I used to love the Mountain Camp method because it was relatively easy and it meant I didn’t have to put myself through the messy, laborious, time-consuming chore of boiling up a batch of hard candy syrup in my kitchen ever again. The absorbent dry sugar also helped reduced excessive moisture inside the hive. With the right timing and the right conditions, the Mountain Camp method, in my experience, is an effective method of feeding the bees in the winter. I’m in touch with many beekeepers who love it. But for me, sugar cakes are better because, even with a little more work required upfront (though not much), they’re much easier to add to the hive under any conditions, and because they’re solid bricks of sugar, even on warm days the bees are unlikely to make much effort to clean them up. A few grains of sugar are easy to lift and carry away. A few thousands grains of sugar all bound together, not so much.
I may switch to something else by this time next year. Who knows, I may never feed sugar or syrup to my bees ever again (that’s my goal). But for now, this is what works for me. I still haven’t put any sugar in my hives because it seems like every other day the sun is shining and the bees are flying everywhere, carting out dead bees, etc. I don’t want to get my face into any of that. I’ll wait until I know the bees are cold and clustering and so far below the top bars that any opening of their hives won’t bother them. Then I’ll drop a big brick or two of sugar right over the top bars and leave them alone, I hope, until next spring.
A word to anyone who thinks these sugar cakes (or anything another beekeeper does) seems like a great idea:
The timing of every beekeeping tweak to a hive depends on the local environment, not any kind of hard set date. As always, all beekeeping is local beekeeping. Not everything works for everyone because not everyone keeps their bees in exactly the same climate, or has exactly the same kind of hive set up, or has the same number bees inside their hive, or the same kind of bees.

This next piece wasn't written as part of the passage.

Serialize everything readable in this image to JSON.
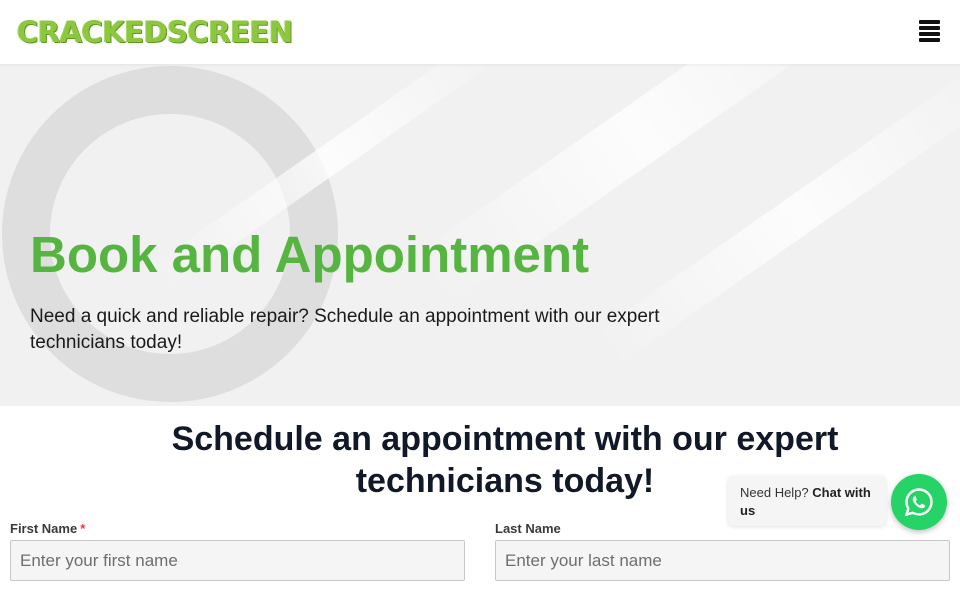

I watch what other beekeepers do so I can be guided by their experiences, but before I jump on their bandwagon and do exactly what they do because what they do is so cool and seems to work so well for them, I curb my enthusiasm by considering how I can apply their methods to my specific climate and my skills as a beekeeper. In other words, I consider everything that could possibly go wrong. Because no matter how specifically I adapt someone else’s methods to my little beeyard and to my personal preferences, I always find something that doesn’t work quite the way I anticipated. Welcome to beekeeping.
November 13th, 2016: I suppose I should add that I’d probably choose fondant over sugar bricks, dry sugar or hard candy if I had affordable access to it. But I don’t. Only very recently has fondant became available on the island of Newfoundland at $12.25 for a 2.5kg bag called Apifonda. If it takes one bag for each of my hives, with nine hives, thatâ€™s too much money for my pocketbook. I can make my own sugar bricks with little time and effort for about a tenth of the cost. Most beekeeping related items in Newfoundland usually cost at least twice as much as they do elsewhere in North America, after taxes and shipping. The cost makes beekeeping inaccessible to many people. That’s why I will always promote the simplest and cheapest approaches to beekeeping before anything else. It’s also why I get annoyed by people who advise new beekeepers to spend money on things they don’t need. But that’s another topic for another day.